Doctor Nunn, a consultant orthopaedic surgeon of Guy's Hospital, took offence to the camera crew and political aides who did not adhere to the strict hygiene rules of the ward (i.e. rolled up sleeves and scrubbed arms), which were put in place to prevent to spread of superbugs in hospitals.  It was reported that a ward sister had authorised the staff's attire because they weren't coming into close contact with patients.  However true that may be, I do feel more inclined to agree with the doctor.  With the NHS in the state it is in most of the time, it's hard enough to be able to keep a hospital clean and safe for the people who go in to get better.  The last thing you want to do is to go into a hospital only to contract a horrible infection and die as a result.  Doctor Nunn was only thinking of his responsibility to his patients, and rightly so. 

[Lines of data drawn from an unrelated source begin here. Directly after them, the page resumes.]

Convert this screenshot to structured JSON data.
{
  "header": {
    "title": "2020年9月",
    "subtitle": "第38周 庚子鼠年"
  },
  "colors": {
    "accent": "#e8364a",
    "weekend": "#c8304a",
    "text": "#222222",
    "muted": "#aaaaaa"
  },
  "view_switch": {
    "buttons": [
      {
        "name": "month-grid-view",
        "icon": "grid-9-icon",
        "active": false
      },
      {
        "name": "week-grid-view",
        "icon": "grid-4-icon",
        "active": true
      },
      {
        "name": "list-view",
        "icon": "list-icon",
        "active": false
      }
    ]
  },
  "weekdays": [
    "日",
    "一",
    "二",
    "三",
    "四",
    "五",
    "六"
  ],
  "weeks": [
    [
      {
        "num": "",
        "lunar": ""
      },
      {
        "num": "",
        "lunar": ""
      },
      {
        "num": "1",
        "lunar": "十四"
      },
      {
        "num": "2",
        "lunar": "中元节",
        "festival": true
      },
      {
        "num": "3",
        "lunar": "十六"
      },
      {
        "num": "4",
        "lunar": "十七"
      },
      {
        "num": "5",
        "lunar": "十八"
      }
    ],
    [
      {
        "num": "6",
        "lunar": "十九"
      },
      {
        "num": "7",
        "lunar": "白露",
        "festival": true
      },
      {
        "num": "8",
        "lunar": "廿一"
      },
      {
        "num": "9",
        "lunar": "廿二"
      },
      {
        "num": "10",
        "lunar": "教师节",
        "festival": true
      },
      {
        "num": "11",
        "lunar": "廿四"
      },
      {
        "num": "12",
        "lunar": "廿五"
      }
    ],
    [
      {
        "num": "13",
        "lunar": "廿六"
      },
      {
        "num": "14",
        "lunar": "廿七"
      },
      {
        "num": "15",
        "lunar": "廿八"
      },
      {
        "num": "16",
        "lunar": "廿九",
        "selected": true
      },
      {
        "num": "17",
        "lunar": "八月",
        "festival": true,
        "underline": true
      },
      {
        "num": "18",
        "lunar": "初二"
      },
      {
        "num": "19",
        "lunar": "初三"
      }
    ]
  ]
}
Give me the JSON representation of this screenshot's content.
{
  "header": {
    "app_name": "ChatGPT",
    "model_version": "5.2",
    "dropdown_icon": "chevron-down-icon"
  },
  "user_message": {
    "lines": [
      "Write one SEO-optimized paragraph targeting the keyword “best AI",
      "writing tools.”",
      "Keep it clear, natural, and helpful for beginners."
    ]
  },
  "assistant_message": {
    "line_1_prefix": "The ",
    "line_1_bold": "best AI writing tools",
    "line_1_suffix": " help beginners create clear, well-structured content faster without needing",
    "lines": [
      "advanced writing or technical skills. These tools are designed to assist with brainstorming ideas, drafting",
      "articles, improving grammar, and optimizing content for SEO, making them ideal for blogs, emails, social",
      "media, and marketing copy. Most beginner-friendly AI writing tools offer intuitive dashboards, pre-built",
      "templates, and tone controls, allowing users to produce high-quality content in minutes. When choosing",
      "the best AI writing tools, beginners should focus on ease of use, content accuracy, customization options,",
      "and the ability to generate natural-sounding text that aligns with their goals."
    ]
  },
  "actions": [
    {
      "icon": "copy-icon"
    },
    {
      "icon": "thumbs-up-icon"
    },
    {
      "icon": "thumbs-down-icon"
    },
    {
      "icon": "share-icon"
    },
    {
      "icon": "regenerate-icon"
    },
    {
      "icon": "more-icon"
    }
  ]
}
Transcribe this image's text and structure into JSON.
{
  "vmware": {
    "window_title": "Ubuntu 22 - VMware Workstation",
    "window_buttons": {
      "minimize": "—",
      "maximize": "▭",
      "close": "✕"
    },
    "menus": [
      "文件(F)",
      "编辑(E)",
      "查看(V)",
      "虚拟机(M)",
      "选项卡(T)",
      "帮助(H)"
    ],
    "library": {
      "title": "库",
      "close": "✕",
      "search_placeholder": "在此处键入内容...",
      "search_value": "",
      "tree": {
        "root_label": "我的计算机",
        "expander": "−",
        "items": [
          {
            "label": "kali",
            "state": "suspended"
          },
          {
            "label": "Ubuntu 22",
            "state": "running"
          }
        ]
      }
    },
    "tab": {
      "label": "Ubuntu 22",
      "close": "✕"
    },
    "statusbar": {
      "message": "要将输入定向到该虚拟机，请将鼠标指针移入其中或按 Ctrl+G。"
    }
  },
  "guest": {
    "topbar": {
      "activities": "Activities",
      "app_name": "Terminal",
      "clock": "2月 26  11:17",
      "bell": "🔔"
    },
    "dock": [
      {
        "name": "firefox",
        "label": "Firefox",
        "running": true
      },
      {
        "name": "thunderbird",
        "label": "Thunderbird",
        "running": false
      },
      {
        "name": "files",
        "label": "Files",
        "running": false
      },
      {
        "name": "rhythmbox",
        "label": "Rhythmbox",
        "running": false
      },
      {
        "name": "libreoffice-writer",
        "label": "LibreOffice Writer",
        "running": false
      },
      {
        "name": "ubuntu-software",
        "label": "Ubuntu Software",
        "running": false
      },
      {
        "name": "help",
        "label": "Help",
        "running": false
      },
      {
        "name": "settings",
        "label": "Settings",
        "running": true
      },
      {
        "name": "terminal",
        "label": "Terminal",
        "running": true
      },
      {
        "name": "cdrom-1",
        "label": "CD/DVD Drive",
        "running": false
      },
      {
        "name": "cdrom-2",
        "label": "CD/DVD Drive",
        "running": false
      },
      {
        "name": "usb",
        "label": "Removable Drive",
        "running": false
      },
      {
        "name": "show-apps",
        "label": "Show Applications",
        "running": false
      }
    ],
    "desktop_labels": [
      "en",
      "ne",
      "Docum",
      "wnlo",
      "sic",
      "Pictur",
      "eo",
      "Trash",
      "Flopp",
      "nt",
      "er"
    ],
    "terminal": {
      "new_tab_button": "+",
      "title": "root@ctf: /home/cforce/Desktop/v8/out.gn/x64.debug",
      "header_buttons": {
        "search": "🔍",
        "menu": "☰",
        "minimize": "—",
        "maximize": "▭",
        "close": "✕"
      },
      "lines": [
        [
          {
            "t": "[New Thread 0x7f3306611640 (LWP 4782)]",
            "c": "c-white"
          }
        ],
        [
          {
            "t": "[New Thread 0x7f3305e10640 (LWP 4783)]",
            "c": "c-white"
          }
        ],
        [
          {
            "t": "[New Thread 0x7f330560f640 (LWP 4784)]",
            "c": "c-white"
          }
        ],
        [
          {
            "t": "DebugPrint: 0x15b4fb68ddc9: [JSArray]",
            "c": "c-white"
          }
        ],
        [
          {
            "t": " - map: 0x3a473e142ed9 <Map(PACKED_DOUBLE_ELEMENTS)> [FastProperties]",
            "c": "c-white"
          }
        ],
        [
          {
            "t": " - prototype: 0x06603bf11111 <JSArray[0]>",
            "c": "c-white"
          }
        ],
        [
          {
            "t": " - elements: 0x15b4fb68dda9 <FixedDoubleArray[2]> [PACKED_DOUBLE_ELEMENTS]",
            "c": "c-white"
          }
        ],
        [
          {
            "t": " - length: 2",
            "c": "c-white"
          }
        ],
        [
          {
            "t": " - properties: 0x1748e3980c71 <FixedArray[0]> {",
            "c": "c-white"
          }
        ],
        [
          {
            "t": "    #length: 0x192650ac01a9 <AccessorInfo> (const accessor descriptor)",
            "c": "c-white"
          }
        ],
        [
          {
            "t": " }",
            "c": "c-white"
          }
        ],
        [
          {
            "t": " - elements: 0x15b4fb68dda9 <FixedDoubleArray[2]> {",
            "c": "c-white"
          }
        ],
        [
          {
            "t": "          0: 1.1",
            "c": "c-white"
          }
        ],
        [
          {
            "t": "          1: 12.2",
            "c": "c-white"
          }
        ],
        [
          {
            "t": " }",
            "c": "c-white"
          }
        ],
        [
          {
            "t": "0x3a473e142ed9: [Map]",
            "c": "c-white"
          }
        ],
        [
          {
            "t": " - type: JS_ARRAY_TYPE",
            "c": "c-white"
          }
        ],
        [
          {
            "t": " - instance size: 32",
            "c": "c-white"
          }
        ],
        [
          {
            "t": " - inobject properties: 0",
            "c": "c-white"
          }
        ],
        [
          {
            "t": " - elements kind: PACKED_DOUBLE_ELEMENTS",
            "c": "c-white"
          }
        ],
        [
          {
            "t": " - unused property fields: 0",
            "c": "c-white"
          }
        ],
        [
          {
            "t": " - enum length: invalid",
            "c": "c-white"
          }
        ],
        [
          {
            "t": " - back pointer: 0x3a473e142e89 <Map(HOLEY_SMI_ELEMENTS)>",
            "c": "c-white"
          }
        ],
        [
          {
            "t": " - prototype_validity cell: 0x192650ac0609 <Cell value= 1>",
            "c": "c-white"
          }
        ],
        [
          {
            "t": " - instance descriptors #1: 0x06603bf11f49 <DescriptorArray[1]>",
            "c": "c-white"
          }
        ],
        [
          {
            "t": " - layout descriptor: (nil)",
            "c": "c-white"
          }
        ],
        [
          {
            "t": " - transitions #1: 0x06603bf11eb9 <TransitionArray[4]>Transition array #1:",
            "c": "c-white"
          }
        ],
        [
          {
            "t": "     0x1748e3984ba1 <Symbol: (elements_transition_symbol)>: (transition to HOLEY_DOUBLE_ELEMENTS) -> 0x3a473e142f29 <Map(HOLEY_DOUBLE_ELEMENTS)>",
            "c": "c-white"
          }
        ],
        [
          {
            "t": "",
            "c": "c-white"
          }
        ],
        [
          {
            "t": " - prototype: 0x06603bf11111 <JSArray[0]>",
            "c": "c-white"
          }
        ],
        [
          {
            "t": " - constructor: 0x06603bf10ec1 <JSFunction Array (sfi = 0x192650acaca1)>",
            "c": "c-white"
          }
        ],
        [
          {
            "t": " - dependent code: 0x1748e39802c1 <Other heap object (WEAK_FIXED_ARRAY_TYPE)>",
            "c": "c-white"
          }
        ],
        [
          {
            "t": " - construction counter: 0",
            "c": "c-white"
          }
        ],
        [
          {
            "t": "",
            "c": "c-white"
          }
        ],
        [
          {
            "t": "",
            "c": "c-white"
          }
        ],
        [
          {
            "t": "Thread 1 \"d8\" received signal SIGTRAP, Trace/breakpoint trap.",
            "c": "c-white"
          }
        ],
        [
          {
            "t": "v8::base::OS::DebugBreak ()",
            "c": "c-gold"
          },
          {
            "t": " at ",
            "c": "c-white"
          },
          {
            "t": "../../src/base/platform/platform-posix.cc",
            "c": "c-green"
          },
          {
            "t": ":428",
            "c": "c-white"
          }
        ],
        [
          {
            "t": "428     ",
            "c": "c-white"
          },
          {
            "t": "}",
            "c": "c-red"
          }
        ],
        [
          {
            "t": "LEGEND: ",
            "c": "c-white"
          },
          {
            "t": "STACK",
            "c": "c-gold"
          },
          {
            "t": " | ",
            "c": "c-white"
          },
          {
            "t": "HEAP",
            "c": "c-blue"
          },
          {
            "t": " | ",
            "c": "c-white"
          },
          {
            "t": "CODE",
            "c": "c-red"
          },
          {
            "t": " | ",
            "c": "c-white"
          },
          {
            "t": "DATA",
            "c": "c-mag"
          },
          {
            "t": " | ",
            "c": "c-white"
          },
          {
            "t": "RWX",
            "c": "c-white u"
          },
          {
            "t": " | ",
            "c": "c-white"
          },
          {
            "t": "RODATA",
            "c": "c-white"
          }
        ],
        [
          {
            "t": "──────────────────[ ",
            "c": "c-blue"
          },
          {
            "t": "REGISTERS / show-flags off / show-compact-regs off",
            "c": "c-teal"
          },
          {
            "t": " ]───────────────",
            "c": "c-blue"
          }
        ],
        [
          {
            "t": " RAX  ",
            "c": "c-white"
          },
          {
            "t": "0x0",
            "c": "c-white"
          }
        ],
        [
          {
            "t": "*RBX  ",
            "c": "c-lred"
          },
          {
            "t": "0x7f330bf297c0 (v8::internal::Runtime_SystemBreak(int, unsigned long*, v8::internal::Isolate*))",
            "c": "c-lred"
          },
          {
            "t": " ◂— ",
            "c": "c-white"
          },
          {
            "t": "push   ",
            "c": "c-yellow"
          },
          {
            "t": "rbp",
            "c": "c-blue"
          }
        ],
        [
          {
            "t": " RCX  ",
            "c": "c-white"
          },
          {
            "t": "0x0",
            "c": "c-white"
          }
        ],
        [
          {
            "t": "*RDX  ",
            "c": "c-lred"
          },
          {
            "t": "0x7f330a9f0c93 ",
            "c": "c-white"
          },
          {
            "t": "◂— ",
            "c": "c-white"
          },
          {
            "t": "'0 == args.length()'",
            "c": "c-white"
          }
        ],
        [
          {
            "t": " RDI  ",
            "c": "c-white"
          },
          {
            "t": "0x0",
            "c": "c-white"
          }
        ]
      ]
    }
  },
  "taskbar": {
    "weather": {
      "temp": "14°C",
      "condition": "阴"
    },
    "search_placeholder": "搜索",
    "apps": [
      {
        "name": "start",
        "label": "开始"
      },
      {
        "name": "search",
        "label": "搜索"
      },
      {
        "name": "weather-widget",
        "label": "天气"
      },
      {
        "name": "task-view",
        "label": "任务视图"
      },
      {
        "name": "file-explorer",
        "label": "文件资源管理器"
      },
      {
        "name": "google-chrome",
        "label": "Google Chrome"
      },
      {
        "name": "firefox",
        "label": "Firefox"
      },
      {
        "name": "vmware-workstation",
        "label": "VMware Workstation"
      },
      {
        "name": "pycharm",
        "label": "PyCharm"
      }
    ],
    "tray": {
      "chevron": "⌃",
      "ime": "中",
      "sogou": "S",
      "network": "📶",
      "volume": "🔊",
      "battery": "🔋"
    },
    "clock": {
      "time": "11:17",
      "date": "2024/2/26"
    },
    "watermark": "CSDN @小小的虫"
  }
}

I am not medically trained by any means, but I do think that the state of hospitals in the UK could stand to do better.  I miss the days when I could walk into a hospital and be overwhelmed by the smell of antiseptic and at the stark cleanliness of the building.  Then again, I have been called a bit of a weirdo for actually finding the smell comforting.  But why shouldn't it be?  Unless someone accidentally dropped a bottle of Dettol, I think it is a sign of good hygiene to be able to actually smell how clean a supposedly sterile environment is.  Or at least be able to tell at a glance how clean a hospital is if their cleaning products are odourless.  It could well be that the reports of infections such as MRSA are only feared because it's being reported more, but given how many hospitals are under review, have closed or are under going investigation due to outbreaks of infection or accused of neglect, I'm more inclined to think declining staff care and increased bureaucracy are to blame. 

Doctors like Nunn are a credit to their hospitals for not putting up with the bull of publicity stunts at the risk of patient health.  Sure, he came across as a bit of an arsehole about it, but in the medical world, I think someone who isn't afraid to storm up to the country's leaders and berate them on camera for allowing their staff to contaminate a ward is someone who can be a good example for other doctors in the country.